What are the symptoms of vitamin B-12 deficiency?
If you are unable to sustain sufficient amounts of B12 in your liver, then you may start to feel tired, depressed, and disoriented. You might notice a numbing or tingling sensation in your hands and feet, described as “pins and needles.”
You might also notice that you have a hard time remembering important dates or meetings, or finding the right word while talking to somebody or sending an e-mail.
Gluten is a protein found in wheat, rye, and barley. Celiac patients and others with gluten intolerance must avoid all products containing gluten- baked goods, packaged snacks, and a long list of food additives- in order to avoid symptoms.
Celiac disease is one of many autoimmune diseases that occur with vitamin B12 deficiency. With celiac, patients who eat any foods containing gluten experience painful symptoms such as stomach cramps, diarrhea, nausea, and achiness. That is because their immune system identifies gluten as a threat, and begins to attack traces of gluten in the digestive system, causing severe damage to the intestinal tract.
Why are celiac disease patients at risk for vitamin B12 deficiency?

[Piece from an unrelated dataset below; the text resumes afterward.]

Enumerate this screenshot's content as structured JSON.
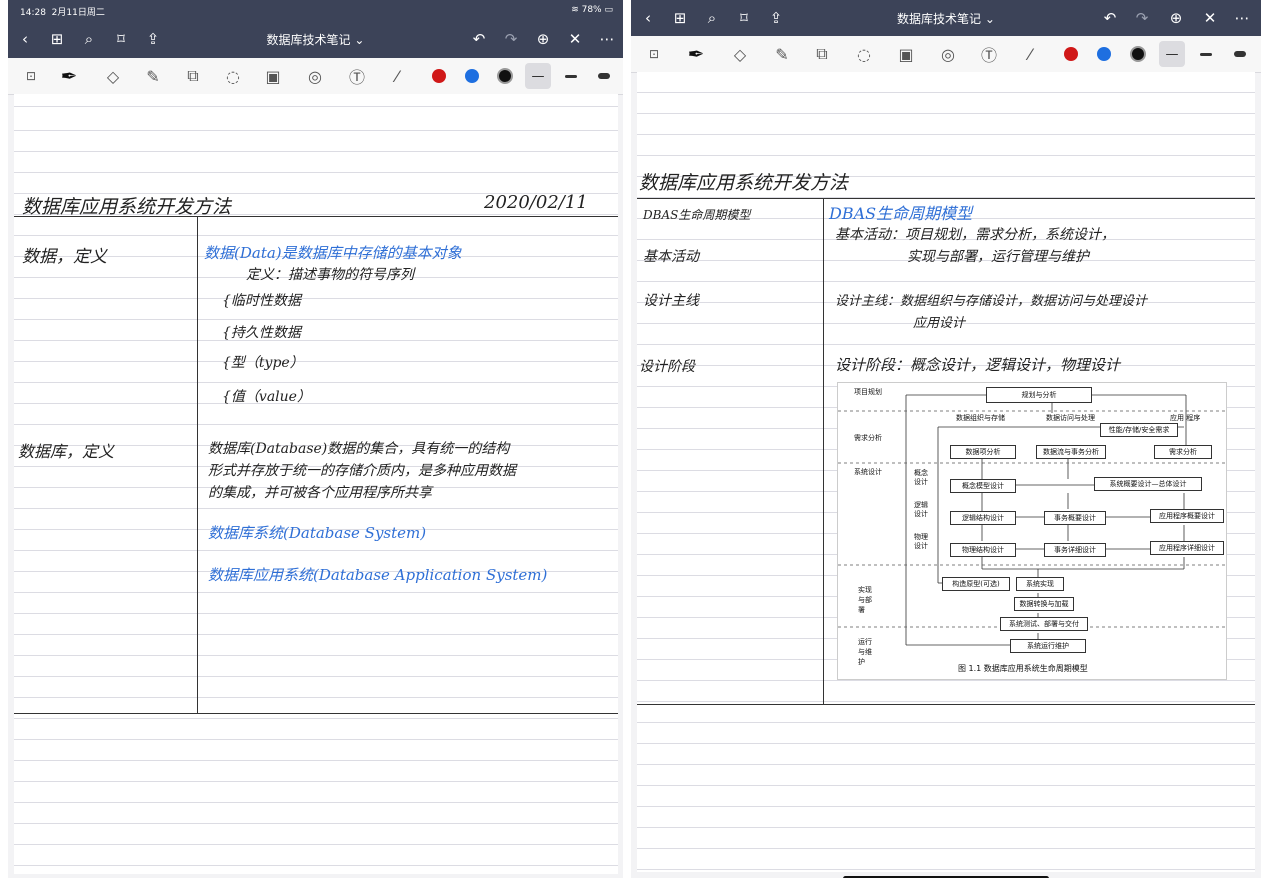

Scientists don’t claim that celiac disease is an outright cause of low vitamin B12, but they have noted a strong correlation- enough to warrant extensive research and recommendations.

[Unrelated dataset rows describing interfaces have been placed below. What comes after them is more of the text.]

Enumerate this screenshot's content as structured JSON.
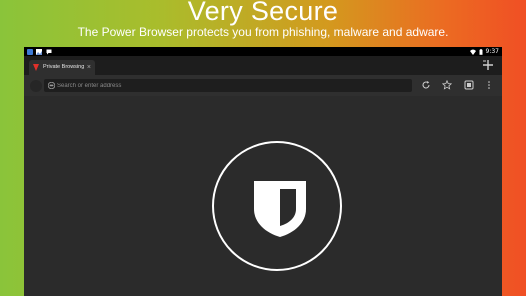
{
  "promo": {
    "title": "Very Secure",
    "subtitle": "The Power Browser protects you from phishing, malware and adware."
  },
  "status_bar": {
    "time": "9:37",
    "left_icons": [
      "notification-app-icon",
      "image-notification-icon",
      "chat-notification-icon"
    ],
    "right_icons": [
      "wifi-icon",
      "battery-icon"
    ]
  },
  "tab": {
    "title": "Private Browsing",
    "close": "×"
  },
  "omnibox": {
    "placeholder": "Search or enter address",
    "value": ""
  },
  "toolbar": {
    "icons": [
      "reload-icon",
      "bookmark-star-icon",
      "tab-switcher-icon",
      "overflow-menu-icon"
    ]
  },
  "content": {
    "icon": "shield-icon"
  },
  "colors": {
    "gradient_left": "#8ac43a",
    "gradient_right": "#f04f24",
    "browser_bg": "#2b2b2b",
    "tab_strip": "#1d1d1d",
    "favicon_red": "#e0302a"
  }
}
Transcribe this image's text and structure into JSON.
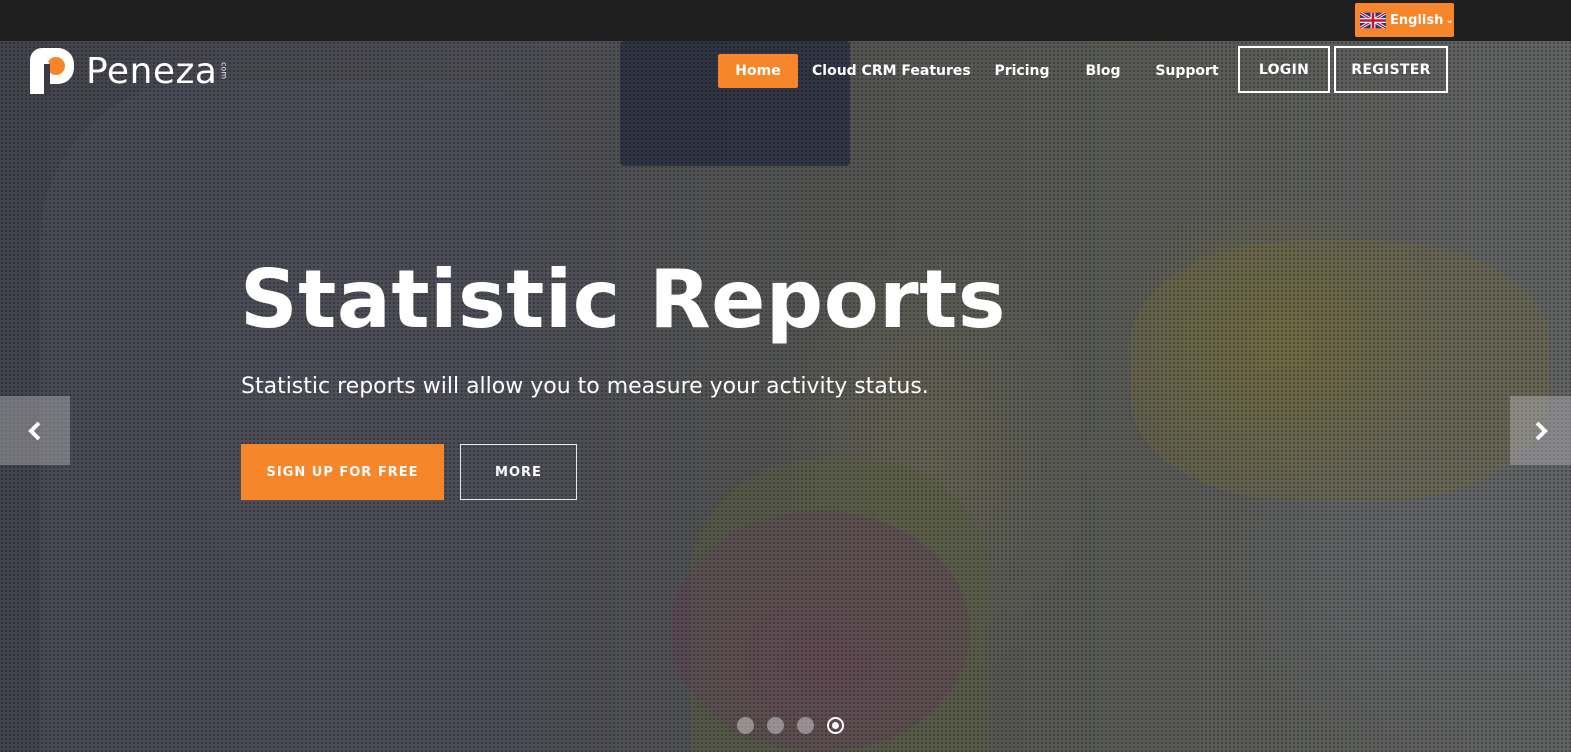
{
  "language": {
    "label": "English",
    "flag_icon": "uk-flag-icon"
  },
  "logo": {
    "text": "Peneza",
    "suffix": "com"
  },
  "nav": {
    "items": [
      {
        "label": "Home",
        "active": true
      },
      {
        "label": "Cloud CRM Features"
      },
      {
        "label": "Pricing"
      },
      {
        "label": "Blog"
      },
      {
        "label": "Support"
      }
    ],
    "login_label": "LOGIN",
    "register_label": "REGISTER"
  },
  "hero": {
    "title": "Statistic Reports",
    "subtitle": "Statistic reports will allow you to measure your activity status.",
    "signup_label": "SIGN UP FOR FREE",
    "more_label": "MORE",
    "prev_icon": "chevron-left-icon",
    "next_icon": "chevron-right-icon",
    "slides_count": 4,
    "active_slide": 4
  },
  "colors": {
    "accent": "#f7852a",
    "topbar": "#1f1f1f"
  }
}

In order to digest nutrients such as vitamin B12 properly, you need to have a healthy digestive system. People with autoimmune diseases that cause gastrointestinal damage, such as Hashimoto’sdisease, Crohn’sdisease, and celiac diseases, are unable to absorb nutrients from dietary sources because of damage to their stomach linings, small intestines or colon.

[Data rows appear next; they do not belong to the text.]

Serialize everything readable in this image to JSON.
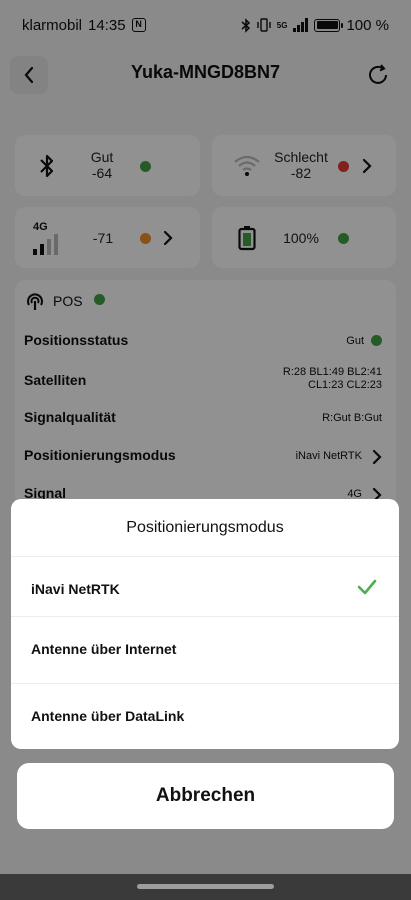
{
  "status_bar": {
    "carrier": "klarmobil",
    "time": "14:35",
    "nfc_text": "N",
    "network": "5G",
    "battery_percent": "100 %"
  },
  "header": {
    "title": "Yuka-MNGD8BN7"
  },
  "tiles": {
    "bluetooth": {
      "quality": "Gut",
      "value": "-64",
      "status_color": "#43a047"
    },
    "wifi": {
      "quality": "Schlecht",
      "value": "-82",
      "status_color": "#e53935"
    },
    "cellular": {
      "network": "4G",
      "value": "-71",
      "status_color": "#f0932b"
    },
    "battery": {
      "value": "100%",
      "status_color": "#43a047"
    }
  },
  "pos": {
    "title": "POS",
    "status_color": "#43a047",
    "rows": [
      {
        "label": "Positionsstatus",
        "value": "Gut"
      },
      {
        "label": "Satelliten",
        "value_line1": "R:28  BL1:49  BL2:41",
        "value_line2": "CL1:23  CL2:23"
      },
      {
        "label": "Signalqualität",
        "value": "R:Gut  B:Gut"
      },
      {
        "label": "Positionierungsmodus",
        "value": "iNavi NetRTK"
      },
      {
        "label": "Signal",
        "value": "4G"
      }
    ]
  },
  "sheet": {
    "title": "Positionierungsmodus",
    "options": [
      {
        "label": "iNavi NetRTK",
        "selected": true
      },
      {
        "label": "Antenne über Internet",
        "selected": false
      },
      {
        "label": "Antenne über DataLink",
        "selected": false
      }
    ],
    "check_color": "#4caf50"
  },
  "cancel_label": "Abbrechen"
}
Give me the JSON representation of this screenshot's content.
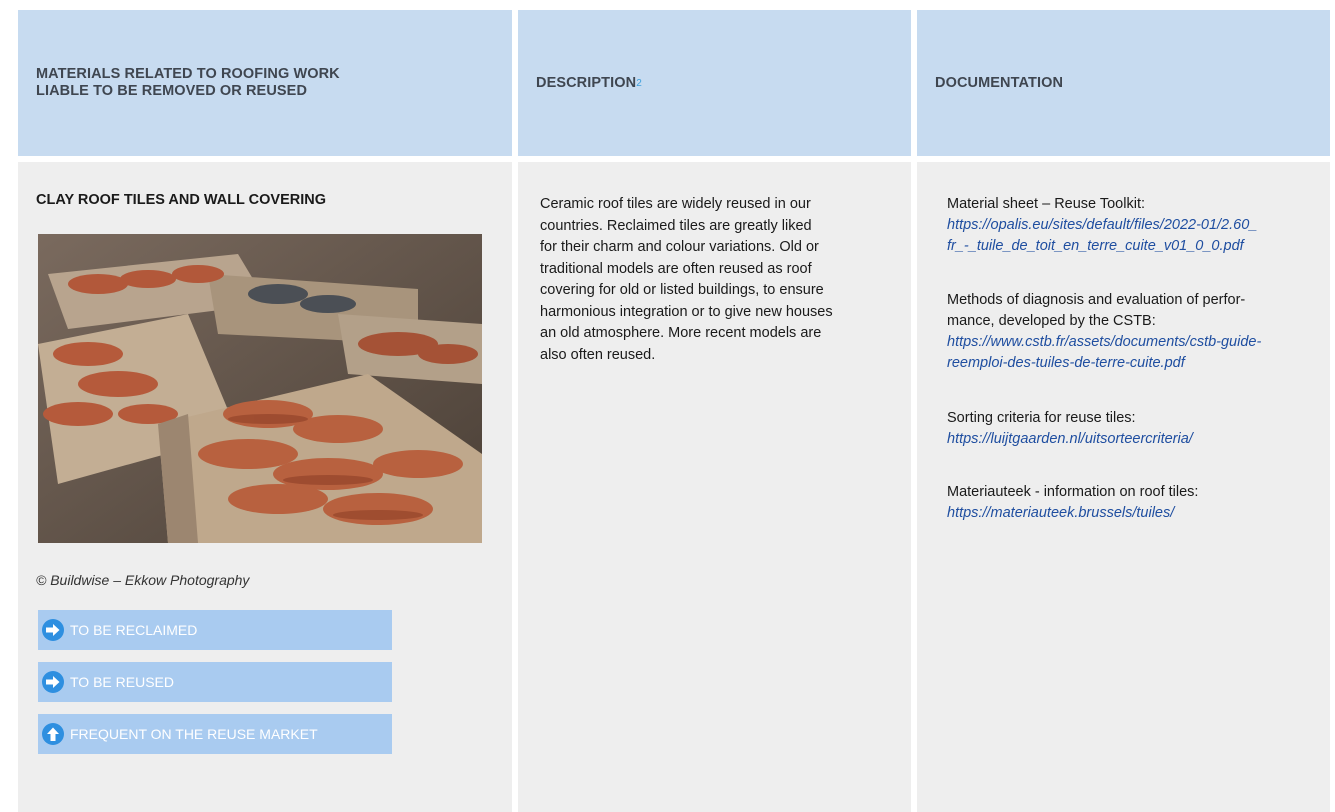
{
  "headers": {
    "col1": [
      "MATERIALS RELATED TO ROOFING WORK",
      "LIABLE TO BE REMOVED OR REUSED"
    ],
    "col2": "DESCRIPTION",
    "col2_footnote": "2",
    "col3": "DOCUMENTATION"
  },
  "item": {
    "title": "CLAY ROOF TILES AND WALL COVERING",
    "photo_credit": "© Buildwise – Ekkow Photography",
    "tags": [
      {
        "label": "TO BE RECLAIMED",
        "icon": "arrow-right-icon"
      },
      {
        "label": "TO BE REUSED",
        "icon": "arrow-right-icon"
      },
      {
        "label": "FREQUENT ON THE REUSE MARKET",
        "icon": "arrow-up-icon"
      }
    ],
    "description_lines": [
      "Ceramic roof tiles are widely reused in our",
      "countries. Reclaimed tiles are greatly liked",
      "for their charm and colour variations. Old or",
      "traditional models are often reused as roof",
      "covering for old or listed buildings, to ensure",
      "harmonious integration or to give new houses",
      "an old atmosphere. More recent models are",
      "also often reused."
    ]
  },
  "documentation": [
    {
      "label_lines": [
        "Material sheet – Reuse Toolkit:"
      ],
      "link_lines": [
        "https://opalis.eu/sites/default/files/2022-01/2.60_",
        "fr_-_tuile_de_toit_en_terre_cuite_v01_0_0.pdf"
      ]
    },
    {
      "label_lines": [
        "Methods of diagnosis and evaluation of perfor-",
        "mance, developed by the CSTB:"
      ],
      "link_lines": [
        "https://www.cstb.fr/assets/documents/cstb-guide-",
        "reemploi-des-tuiles-de-terre-cuite.pdf"
      ]
    },
    {
      "label_lines": [
        "Sorting criteria for reuse tiles:"
      ],
      "link_lines": [
        "https://luijtgaarden.nl/uitsorteercriteria/"
      ]
    },
    {
      "label_lines": [
        "Materiauteek - information on roof tiles:"
      ],
      "link_lines": [
        "https://materiauteek.brussels/tuiles/"
      ]
    }
  ],
  "colors": {
    "header_bg": "#c7dbf0",
    "body_bg": "#eeeeee",
    "tag_bg": "#a9cbf0",
    "link": "#1f4ea0",
    "icon_blue": "#2e8fe0"
  }
}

For them, malabsorption often leads to anemia, osteoporosis, chronic fatigue, and peripheral neuropathy in the hands and feet (thus the tingling and numbness).
Celiac disease patients, and others who can’t absorb vitamin B12
Besides celiac disease, other factors can make it difficult for your body to absorb enough vitamin B12:
Inability to produce intrinsic factor, a necessary protein for B12 vitamin absorption
Gastrointestinal surgeries (gastric bypass, IBD surgery) that involve removing your ileum, a part of your small intestine that helps you digest vitamin B12 from food
Long-time usage of heartburn medications
Following a vegan diet
Does following a gluten-free diet cure vitamin B12 deficiency?
Not entirely; according to research by the University of Edinburgh, people who suffer celiac disease, but do not receive treatment, have a 41% chance of developing vitamin B12 deficiency.
In celiac patients who started following a gluten-free diet, most of their symptoms disappeared. However, a significant amount of celiacs continued to suffer neuropathic symptoms such as tingling and numbness, and those side effects did not disappear until they brought their vitamin B12 levels back to normal with routine vitamin B12 supplements.
Read more about preventing vitamin B12 deficiency:
Folic acid(vitamin B-6), the synthetic version offolate, has been instrumental in reducing the number of neural tube birth defects, ever since the US government mandated that all breads and other grain products be infused with this essential B vitamin; pregnant women are strongly advised to include folate supplementation in their diet.
But folic acid alone is ineffective in nourishing the nervous system; for that, it requires help from vitamin B12.
Folic acid + B12 = healthy nerves
A study found that both folic acid and vitamin B12, taken together, produced the most beneficial results in regards to nerve function.
A Tufts University study examined 1,459 individuals over the age of 60.
25% had vitamin B12 deficiency, and likewise scored poorly on mental acuity testing.
Of the participants who has B12 deficiency, the ones who also had folic acid deficiency turned out the worst scores- 5 times below the average for healthy individuals of that age.
The elderly are particularly at risk because of their inability to utilize B12 vitamins naturally.